Stop using naproxen and call your doctor at once if you have:

  • shortness of breath (even with mild exertion);
  • swelling or rapid weight gain;
  • the first sign of any skin rash, no matter how mild;
  • signs of stomach bleeding – bloody or tarry stools, coughing up blood or vomit that looks like coffee grounds;
  • liver problems – nausea, upper stomach pain, itching, tired feeling, flu-like symptoms, loss of appetite, dark urine, clay-colored stools, jaundice (yellowing of the skin or eyes);
  • kidney problems – little or no urinating, painful or difficult urination, swelling in your feet or ankles, feeling tired or short of breath;
  • low red blood cells (anemia) – pale skin, feeling light-headed or short of breath, rapid heart rate, trouble concentrating;
  • severe skin reaction – fever, sore throat, swelling in your face or tongue, burning in your eyes, skin pain followed by a red or purple skin rash that spreads (especially in the face or upper body) and causes blistering and peeling.

Common naproxen side effects may include:

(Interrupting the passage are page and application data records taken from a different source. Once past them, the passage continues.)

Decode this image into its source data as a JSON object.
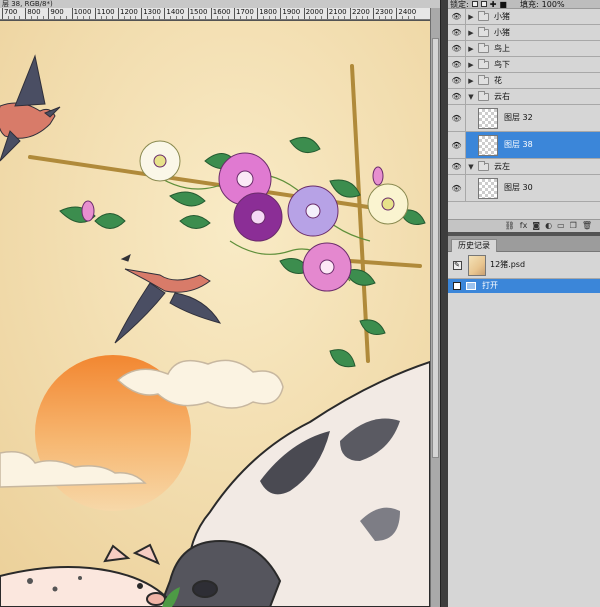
{
  "document": {
    "tab_text": "层 38, RGB/8*)",
    "ruler_labels": [
      "700",
      "800",
      "900",
      "1000",
      "1100",
      "1200",
      "1300",
      "1400",
      "1500",
      "1600",
      "1700",
      "1800",
      "1900",
      "2000",
      "2100",
      "2200",
      "2300",
      "2400"
    ]
  },
  "layers_panel": {
    "lock_label": "锁定:",
    "fill_label": "填充:",
    "fill_value": "100%",
    "layers": [
      {
        "name": "小猪",
        "type": "group",
        "expanded": false
      },
      {
        "name": "小猪",
        "type": "group",
        "expanded": false
      },
      {
        "name": "鸟上",
        "type": "group",
        "expanded": false
      },
      {
        "name": "鸟下",
        "type": "group",
        "expanded": false
      },
      {
        "name": "花",
        "type": "group",
        "expanded": false
      },
      {
        "name": "云右",
        "type": "group",
        "expanded": true
      },
      {
        "name": "图层 32",
        "type": "layer",
        "selected": false
      },
      {
        "name": "图层 38",
        "type": "layer",
        "selected": true
      },
      {
        "name": "云左",
        "type": "group",
        "expanded": true
      },
      {
        "name": "图层 30",
        "type": "layer",
        "selected": false
      }
    ],
    "footer_icons": [
      "link-icon",
      "fx-icon",
      "mask-icon",
      "adjustment-icon",
      "new-group-icon",
      "new-layer-icon",
      "trash-icon"
    ]
  },
  "history_panel": {
    "tab_label": "历史记录",
    "snapshot_name": "12猪.psd",
    "items": [
      {
        "label": "打开",
        "selected": true
      }
    ]
  },
  "colors": {
    "selection": "#3b86d9",
    "panel_bg": "#d6d6d6",
    "workspace": "#535353"
  }
}
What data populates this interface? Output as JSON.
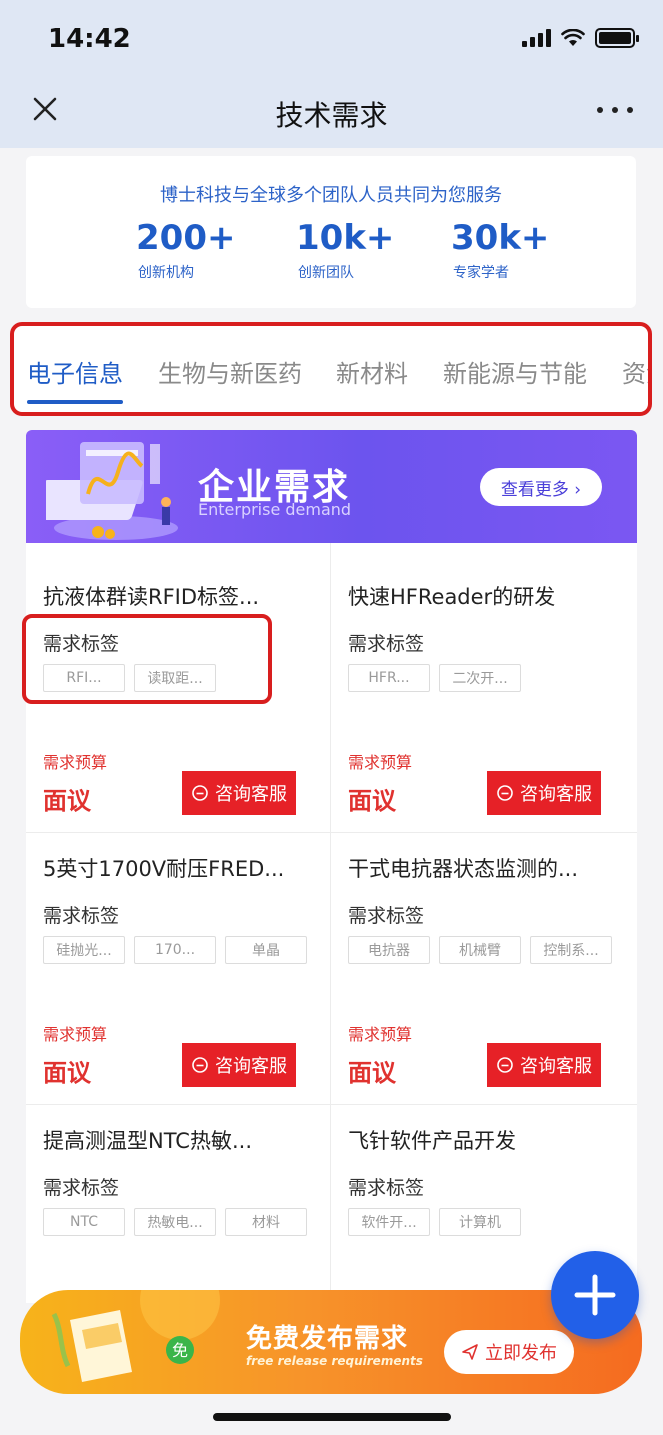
{
  "status_bar": {
    "time": "14:42"
  },
  "header": {
    "title": "技术需求"
  },
  "stats": {
    "subtitle": "博士科技与全球多个团队人员共同为您服务",
    "items": [
      {
        "value": "200+",
        "label": "创新机构"
      },
      {
        "value": "10k+",
        "label": "创新团队"
      },
      {
        "value": "30k+",
        "label": "专家学者"
      }
    ]
  },
  "tabs": [
    "电子信息",
    "生物与新医药",
    "新材料",
    "新能源与节能",
    "资源"
  ],
  "banner": {
    "title": "企业需求",
    "subtitle": "Enterprise demand",
    "button": "查看更多 ›"
  },
  "cards": [
    {
      "title": "抗液体群读RFID标签...",
      "tag_label": "需求标签",
      "tags": [
        "RFI...",
        "读取距..."
      ],
      "budget_label": "需求预算",
      "budget": "面议",
      "consult": "咨询客服"
    },
    {
      "title": "快速HFReader的研发",
      "tag_label": "需求标签",
      "tags": [
        "HFR...",
        "二次开..."
      ],
      "budget_label": "需求预算",
      "budget": "面议",
      "consult": "咨询客服"
    },
    {
      "title": "5英寸1700V耐压FRED...",
      "tag_label": "需求标签",
      "tags": [
        "硅抛光...",
        "170...",
        "单晶"
      ],
      "budget_label": "需求预算",
      "budget": "面议",
      "consult": "咨询客服"
    },
    {
      "title": "干式电抗器状态监测的...",
      "tag_label": "需求标签",
      "tags": [
        "电抗器",
        "机械臂",
        "控制系..."
      ],
      "budget_label": "需求预算",
      "budget": "面议",
      "consult": "咨询客服"
    },
    {
      "title": "提高测温型NTC热敏...",
      "tag_label": "需求标签",
      "tags": [
        "NTC",
        "热敏电...",
        "材料"
      ]
    },
    {
      "title": "飞针软件产品开发",
      "tag_label": "需求标签",
      "tags": [
        "软件开...",
        "计算机"
      ]
    }
  ],
  "release_banner": {
    "badge": "免",
    "title": "免费发布需求",
    "subtitle": "free release requirements",
    "button": "立即发布"
  },
  "colors": {
    "brand_blue": "#1f5cc6",
    "budget_red": "#e0322f",
    "consult_red": "#e62127"
  }
}
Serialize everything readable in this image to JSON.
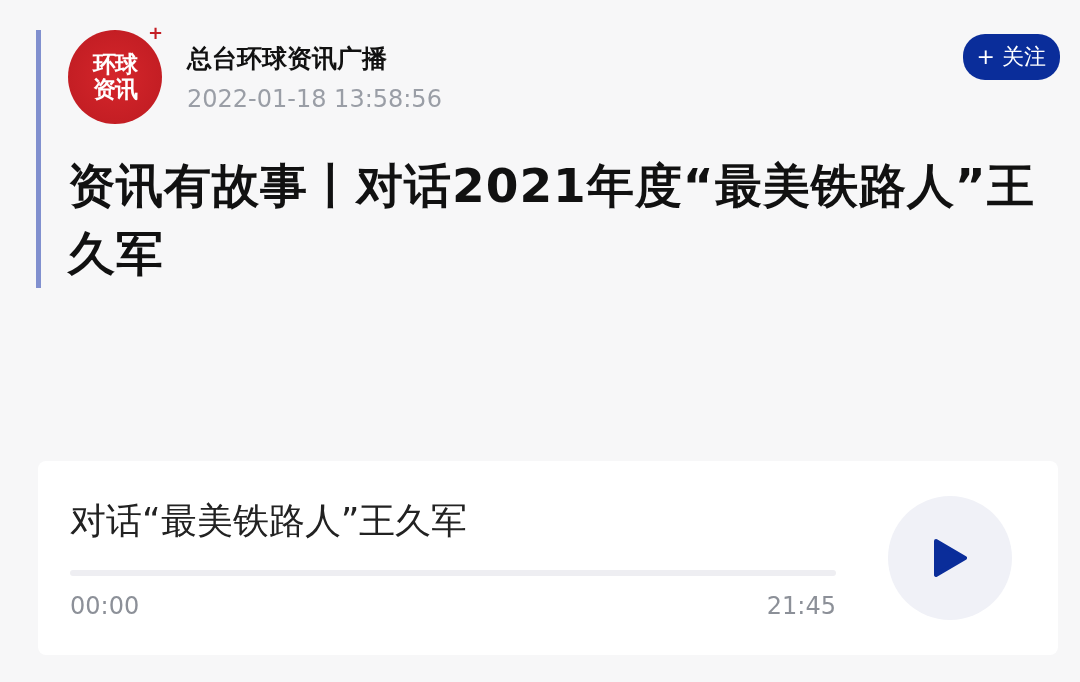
{
  "header": {
    "logo": {
      "lines": [
        "环球",
        "资讯"
      ],
      "badge": "+"
    },
    "author": "总台环球资讯广播",
    "date": "2022-01-18 13:58:56",
    "follow_button": "+ 关注"
  },
  "title": "资讯有故事丨对话2021年度“最美铁路人”王久军",
  "audio_player": {
    "title": "对话“最美铁路人”王久军",
    "level": 0,
    "current_time": "00:00",
    "duration": "21:45",
    "playing": false
  }
}
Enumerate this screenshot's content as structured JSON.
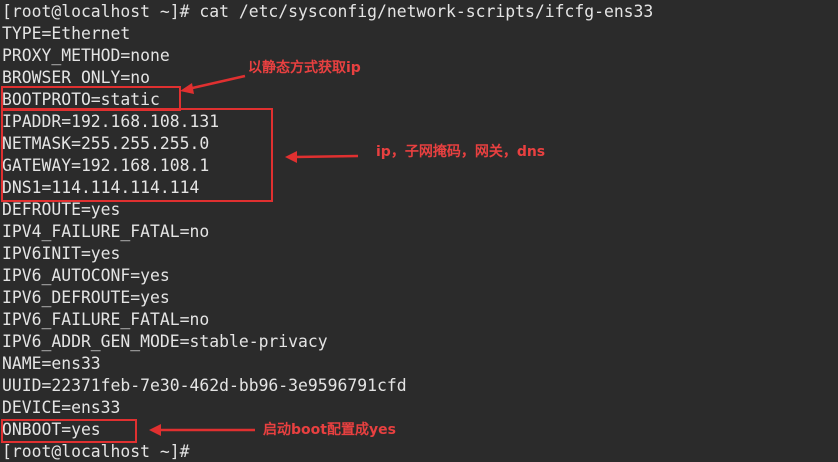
{
  "terminal": {
    "lines": [
      "[root@localhost ~]# cat /etc/sysconfig/network-scripts/ifcfg-ens33",
      "TYPE=Ethernet",
      "PROXY_METHOD=none",
      "BROWSER_ONLY=no",
      "BOOTPROTO=static",
      "IPADDR=192.168.108.131",
      "NETMASK=255.255.255.0",
      "GATEWAY=192.168.108.1",
      "DNS1=114.114.114.114",
      "DEFROUTE=yes",
      "IPV4_FAILURE_FATAL=no",
      "IPV6INIT=yes",
      "IPV6_AUTOCONF=yes",
      "IPV6_DEFROUTE=yes",
      "IPV6_FAILURE_FATAL=no",
      "IPV6_ADDR_GEN_MODE=stable-privacy",
      "NAME=ens33",
      "UUID=22371feb-7e30-462d-bb96-3e9596791cfd",
      "DEVICE=ens33",
      "ONBOOT=yes",
      "[root@localhost ~]#"
    ]
  },
  "annotations": {
    "bootproto_note": "以静态方式获取ip",
    "network_note": "ip，子网掩码，网关，dns",
    "onboot_note": "启动boot配置成yes",
    "color": "#e03030"
  }
}
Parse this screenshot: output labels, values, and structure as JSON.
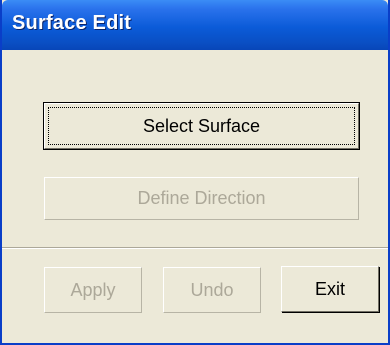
{
  "window": {
    "title": "Surface Edit"
  },
  "buttons": {
    "select_surface": "Select Surface",
    "define_direction": "Define Direction",
    "apply": "Apply",
    "undo": "Undo",
    "exit": "Exit"
  },
  "colors": {
    "titlebar": "#0b5bd8",
    "face": "#ece9d8",
    "disabled_text": "#aca899"
  }
}
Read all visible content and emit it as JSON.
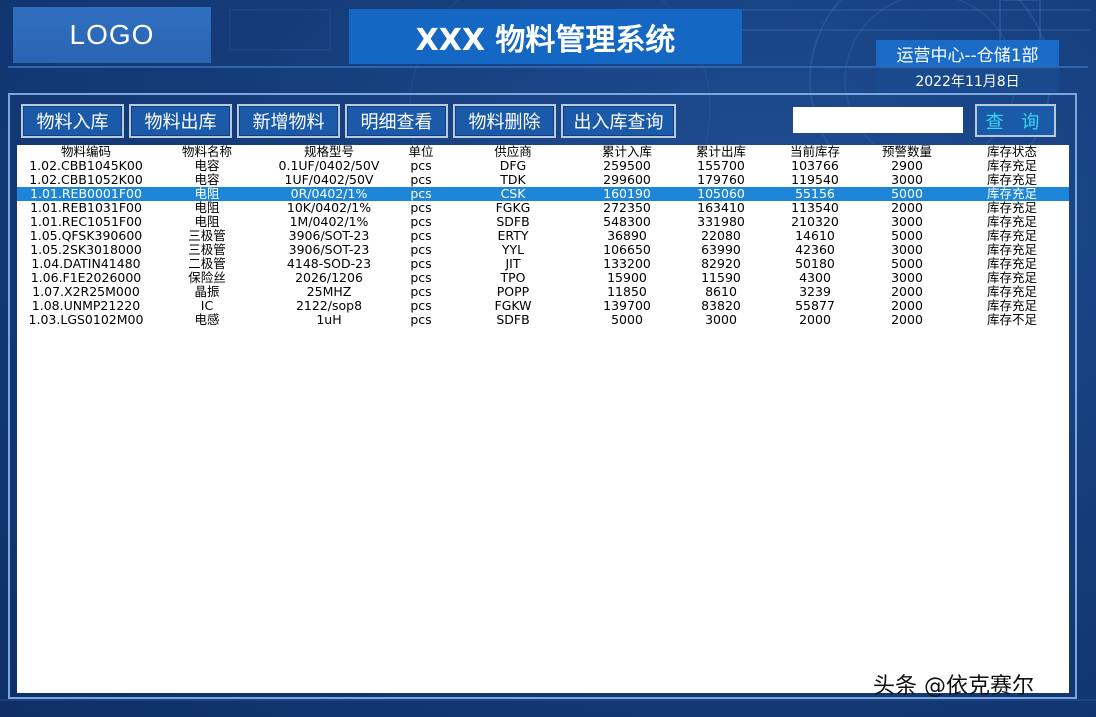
{
  "header": {
    "logo": "LOGO",
    "title": "XXX 物料管理系统",
    "department": "运营中心--仓储1部",
    "date": "2022年11月8日"
  },
  "toolbar": {
    "buttons": [
      "物料入库",
      "物料出库",
      "新增物料",
      "明细查看",
      "物料删除",
      "出入库查询"
    ],
    "search_value": "",
    "search_button": "查 询"
  },
  "table": {
    "columns": [
      "物料编码",
      "物料名称",
      "规格型号",
      "单位",
      "供应商",
      "累计入库",
      "累计出库",
      "当前库存",
      "预警数量",
      "库存状态"
    ],
    "selected_row": 2,
    "rows": [
      [
        "1.02.CBB1045K00",
        "电容",
        "0.1UF/0402/50V",
        "pcs",
        "DFG",
        "259500",
        "155700",
        "103766",
        "2900",
        "库存充足"
      ],
      [
        "1.02.CBB1052K00",
        "电容",
        "1UF/0402/50V",
        "pcs",
        "TDK",
        "299600",
        "179760",
        "119540",
        "3000",
        "库存充足"
      ],
      [
        "1.01.REB0001F00",
        "电阻",
        "0R/0402/1%",
        "pcs",
        "CSK",
        "160190",
        "105060",
        "55156",
        "5000",
        "库存充足"
      ],
      [
        "1.01.REB1031F00",
        "电阻",
        "10K/0402/1%",
        "pcs",
        "FGKG",
        "272350",
        "163410",
        "113540",
        "2000",
        "库存充足"
      ],
      [
        "1.01.REC1051F00",
        "电阻",
        "1M/0402/1%",
        "pcs",
        "SDFB",
        "548300",
        "331980",
        "210320",
        "3000",
        "库存充足"
      ],
      [
        "1.05.QFSK390600",
        "三极管",
        "3906/SOT-23",
        "pcs",
        "ERTY",
        "36890",
        "22080",
        "14610",
        "5000",
        "库存充足"
      ],
      [
        "1.05.2SK3018000",
        "三极管",
        "3906/SOT-23",
        "pcs",
        "YYL",
        "106650",
        "63990",
        "42360",
        "3000",
        "库存充足"
      ],
      [
        "1.04.DATIN41480",
        "二极管",
        "4148-SOD-23",
        "pcs",
        "JIT",
        "133200",
        "82920",
        "50180",
        "5000",
        "库存充足"
      ],
      [
        "1.06.F1E2026000",
        "保险丝",
        "2026/1206",
        "pcs",
        "TPO",
        "15900",
        "11590",
        "4300",
        "3000",
        "库存充足"
      ],
      [
        "1.07.X2R25M000",
        "晶振",
        "25MHZ",
        "pcs",
        "POPP",
        "11850",
        "8610",
        "3239",
        "2000",
        "库存充足"
      ],
      [
        "1.08.UNMP21220",
        "IC",
        "2122/sop8",
        "pcs",
        "FGKW",
        "139700",
        "83820",
        "55877",
        "2000",
        "库存充足"
      ],
      [
        "1.03.LGS0102M00",
        "电感",
        "1uH",
        "pcs",
        "SDFB",
        "5000",
        "3000",
        "2000",
        "2000",
        "库存不足"
      ]
    ]
  },
  "watermark": "头条 @依克赛尔"
}
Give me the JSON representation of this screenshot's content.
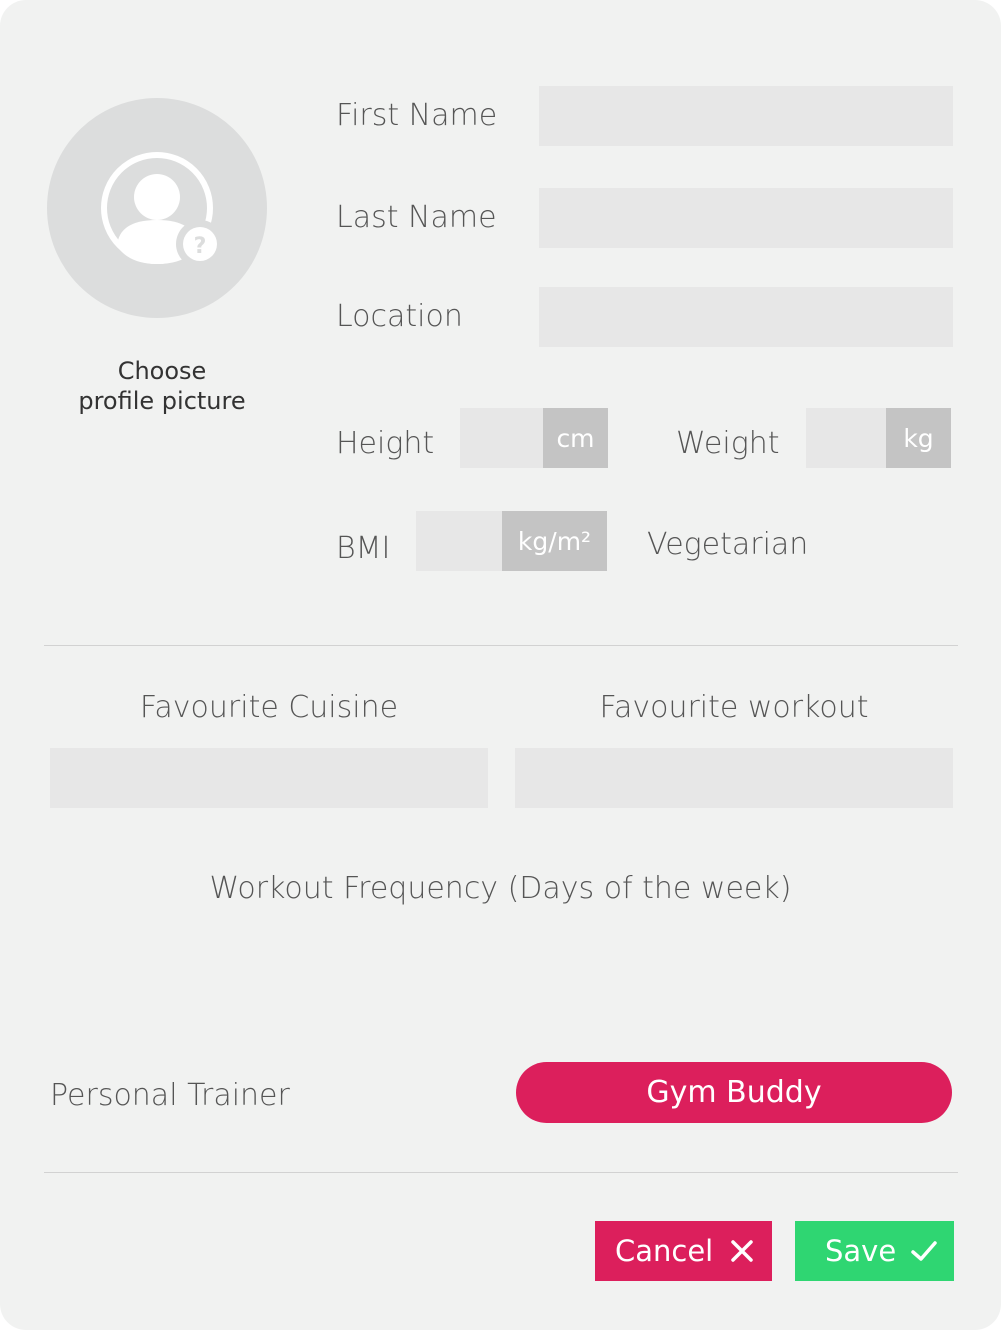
{
  "profile": {
    "choose_line1": "Choose",
    "choose_line2": "profile picture",
    "avatar_icon": "user-question-icon"
  },
  "fields": {
    "first_name": {
      "label": "First Name",
      "value": ""
    },
    "last_name": {
      "label": "Last Name",
      "value": ""
    },
    "location": {
      "label": "Location",
      "value": ""
    },
    "height": {
      "label": "Height",
      "unit": "cm",
      "value": ""
    },
    "weight": {
      "label": "Weight",
      "unit": "kg",
      "value": ""
    },
    "bmi": {
      "label": "BMI",
      "unit": "kg/m²",
      "value": ""
    },
    "vegetarian": {
      "label": "Vegetarian"
    }
  },
  "favourites": {
    "cuisine_label": "Favourite Cuisine",
    "cuisine_value": "",
    "workout_label": "Favourite workout",
    "workout_value": ""
  },
  "frequency": {
    "label": "Workout Frequency (Days of the week)"
  },
  "trainer": {
    "label": "Personal Trainer",
    "gym_buddy": "Gym Buddy"
  },
  "actions": {
    "cancel": "Cancel",
    "save": "Save"
  },
  "colors": {
    "accent_pink": "#dc1f5c",
    "save_green": "#2fd672",
    "field_bg": "#e7e7e7",
    "unit_bg": "#c4c4c4",
    "panel_bg": "#f1f2f1"
  }
}
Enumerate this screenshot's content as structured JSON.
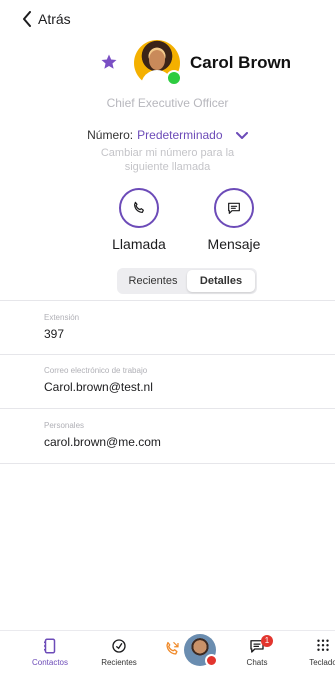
{
  "nav": {
    "back_label": "Atrás"
  },
  "contact": {
    "name": "Carol Brown",
    "job_title": "Chief Executive Officer",
    "presence_color": "#2ecc40",
    "favorite": true
  },
  "number": {
    "label": "Número:",
    "value": "Predeterminado",
    "hint": "Cambiar mi número para la siguiente llamada"
  },
  "actions": {
    "call_label": "Llamada",
    "message_label": "Mensaje"
  },
  "segments": {
    "recent": "Recientes",
    "details": "Detalles",
    "selected": "Detalles"
  },
  "fields": [
    {
      "label": "Extensión",
      "value": "397"
    },
    {
      "label": "Correo electrónico de trabajo",
      "value": "Carol.brown@test.nl"
    },
    {
      "label": "Personales",
      "value": "carol.brown@me.com"
    }
  ],
  "tabbar": {
    "contacts": "Contactos",
    "recents": "Recientes",
    "chats": "Chats",
    "chats_badge": "1",
    "keypad": "Teclado",
    "active": "Contactos"
  },
  "colors": {
    "accent": "#6c4bb8",
    "badge": "#e2352e",
    "call_orange": "#f08a2a"
  }
}
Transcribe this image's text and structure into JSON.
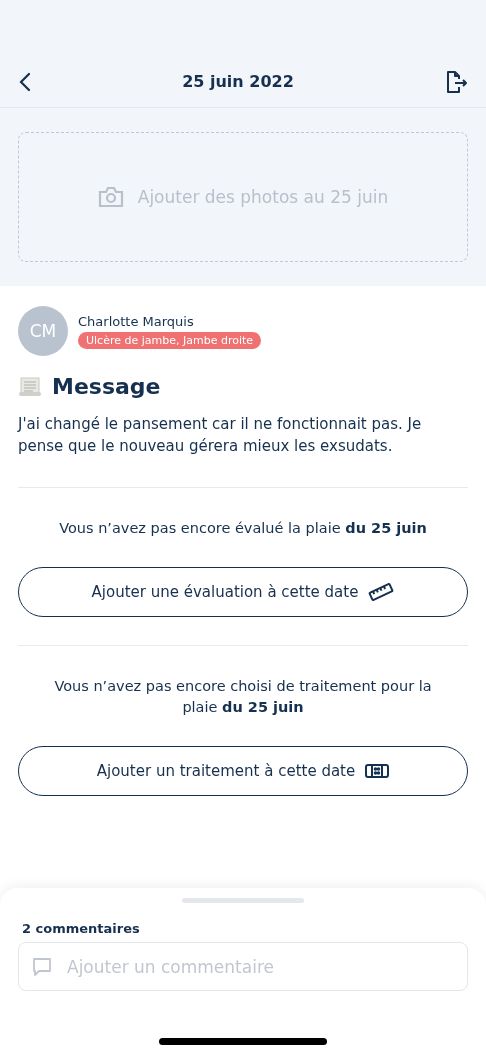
{
  "header": {
    "title": "25 juin 2022"
  },
  "photos": {
    "label": "Ajouter des photos au 25 juin"
  },
  "author": {
    "initials": "CM",
    "name": "Charlotte Marquis",
    "tag": "Ulcère de jambe, Jambe droite"
  },
  "message": {
    "title": "Message",
    "body": "J'ai changé le pansement car il ne fonctionnait pas. Je pense que le nouveau gérera mieux les exsudats."
  },
  "prompts": [
    {
      "text": "Vous n’avez pas encore évalué la plaie **du 25 juin**",
      "button": "Ajouter une évaluation à cette date",
      "kind": "ruler"
    },
    {
      "text": "Vous n’avez pas encore choisi de traitement pour la plaie **du 25 juin**",
      "button": "Ajouter un traitement à cette date",
      "kind": "bandage"
    }
  ],
  "comments": {
    "count": "2 commentaires",
    "placeholder": "Ajouter un commentaire"
  }
}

  • indigestion, heartburn, stomach pain, nausea;
  • headache, dizziness, drowsiness;
  • bruising, itching, rash;
  • swelling;
  • ringing in your ears.

Interactions

Ask your doctor before using naproxen if you take an antidepressant such as citalopram, escitalopram, fluoxetine (Prozac), fluvoxamine, paroxetine, sertraline (Zoloft), trazodone, or vilazodone. Taking any of these medicines with an NSAID may cause you to bruise or bleed easily.

Ask a doctor or pharmacist if it is safe for you to use this medicine if you are also using any of the following drugs:

  • cholestyramine;
  • cyclosporine;
  • digoxin;
  • lithium;
  • methotrexate;
  • pemetrexed;
  • phenytoin or similar seizure medications;
  • probenecid;
  • warfarin (Coumadin, Jantoven) or similar blood thinners;
  • a diuretic or “water pill”;
  • heart or blood pressure medication;
  • insulin or oral diabetes medicine.

Always consult your healthcare provider to ensure the information displayed on this page applies to your personal circumstances.

Keyword: naproxen.

* The Content is not intended to be a substitute for professional medical advice, diagnosis, or treatment. Always seek the advice of your physician or other qualified health provider with any questions you may have regarding a medical condition.